Q: So individual drills today?
A: Yeah. It's individual plus, so pretty much if I feel good, I'll do more. If it hurts, then we'll cut it back. Right now, I'm pretty much full-go.
Q: Do you know what the percentage chance is that you will play in the game? If you're not going to, and you're told you can't play, does that hurt you?
A: For the first part, as far as I know, if I do get to go I should be good to go for Saturday. If I can't play, it definitely would hurt just not getting that experience.
Q: We talked a lot about how the rookie class is behind without having the off-season program. How tough has it been these first couple weeks trying to get back into everything off the fly?
A: I think the biggest thing is always just come to play. It's the biggest jump from college to the professional level of learning this game and stuff like that. Physically, I was ready. I had been working out so I was in shape when I got here. The biggest thing is just missing the OTAs and getting the chance to learn the offense before I got in here and having to learn, as you said, on the fly.
Q: How much did you get teased for going off in the cart?
A: No, I mean I caught some flak from some of the guys, but I think they were mostly concerned with if I was ok or not.
Q: Did they take you for x-rays?
Q: Did you step wrong?
A: It was during a play. His knee came down my way and just hit really hard.
Q: What is the intensity like as far as being with the coaches and having information thrown at you?
A: At first it's kind of overwhelming, because there is so much that you have to learn and there are so many concepts that you've never heard before. Honestly, I feel--ten days into camp—I feel pretty well. Today we were talking in the locker room about how the number of missed assignments has climbed down drastically from practice one to Monday's practice.
Q: Can you tell that they're scaling things back?

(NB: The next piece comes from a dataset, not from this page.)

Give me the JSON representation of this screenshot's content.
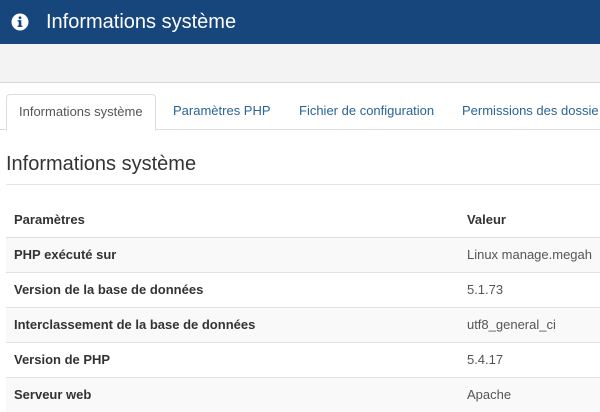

A: No, definitely not. We're getting put into everything. At first, we were putting in what felt like twenty plays a day, I thought. Now it's toned down. For the most part, we have the majority of our plays installed and we focus more on those.